The rationale for intravenous fluid therapy is to replenish blood volume and thus blood flow to the pancreas, with several animal studies demonstrating both improved pancreatic circulation and survival with fluid resuscitation.20,21 However, pancreatic blood flow and oxygen consumption are not completely restored with fluid resuscitation alone.21 Little information is available pertaining to the best initial fluid choice; however, an isotonic fluid (e.g., lactated Ringer’s solution, 0.9% sodium chloride) is appropriate. The fluid plan should incorporate the estimated fluid deficit, any ongoing losses (i.e., vomiting, diarrhea), and the ongoing maintenance requirement. Electrolytes should be monitored and supplemented accordingly.


Historically, the use of glucocorticoids has been avoided in dogs with acute pancreatitis.26 Glucocorticoids are no longer believed to cause pancreatitis in dogs;1,3 however, there is currently no consensus with regard to their use or optimum timing/dose in patients with pancreatitis.

Glucocorticoids counteract nearly all pathways of inflammation.26 In pancreatitis, they have been shown to enhance apoptosis and increase the production of pancreatitis-associated proteins, which confer a protective effect against pancreatic inflammation.3,26 A recent clinical study demonstrated that dogs receiving prednisolone 1 mg/kg/day had a greater decrease in C-reactive protein concentration, fewer days until clinical improvement, shorter hospitalization periods, and better survival.26 Conclusions from these studies should be viewed with caution and other facets of aggressive medical management of pancreatitis should be maximized before the implementation of glucocorticoid therapy. Further objective clinical trials are needed to confirm findings from the most recent studies.


Antibiotic treatment for acute pancreatitis is not recommended, as pancreatitis is considered to be a sterile inflammatory process that is often accompanied by pyrexia and leukocytosis.1 Indications for the use of antibiotics include failure to respond to aggressive supportive care, pancreatic necrosis with secondary infection/abscessation, or melena and hematochezia suspected to be caused by bacterial translocation from the small intestine.1,27 When indicated, broad-spectrum parenteral antibiotics that are effective against gastrointestinal pathogens (e.g., amoxicillin-clavulanate) should be considered.1
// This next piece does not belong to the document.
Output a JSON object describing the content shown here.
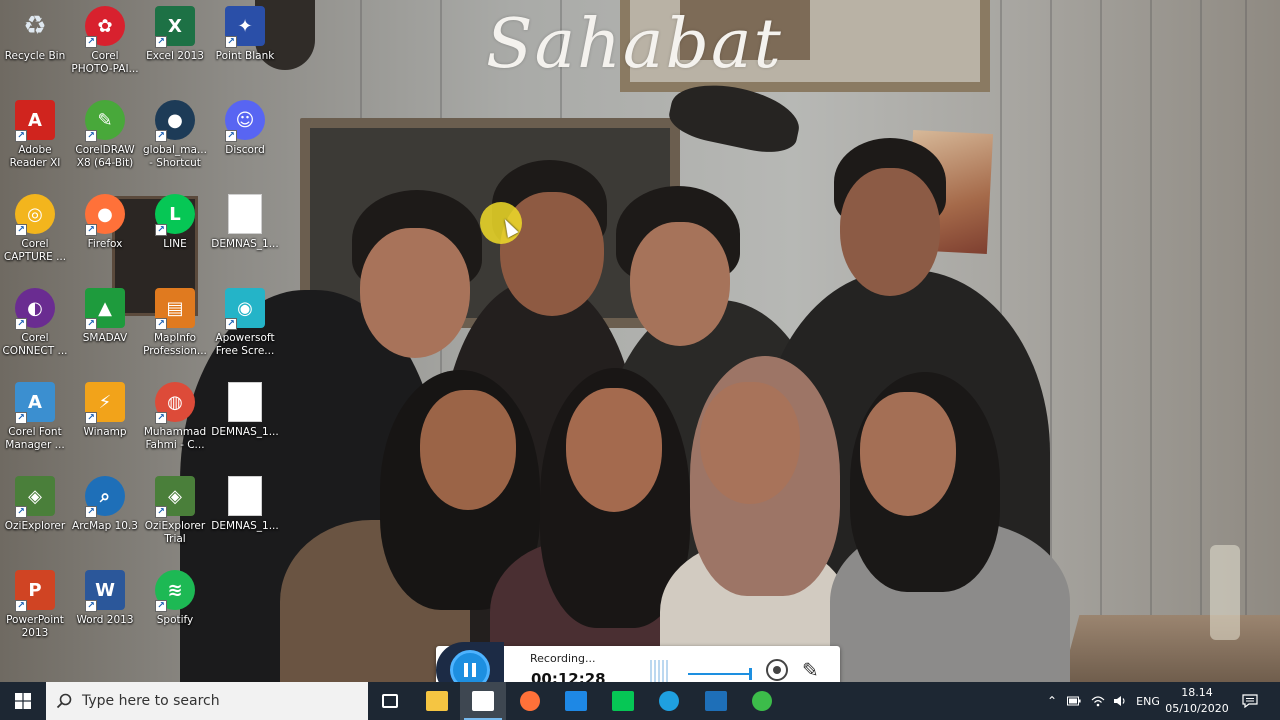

Author: Dr. Erik Johnson
Dr. Erik Johnson is the author of several texts on companion animal and fish health. Johnson Veterinary Services has been operating in Marietta, GA since 1996. Dr Johnson graduated from the University of Georgia College of Veterinary Medicine in 1991. Dr Johnson has lived in Marietta Georgia since 1976.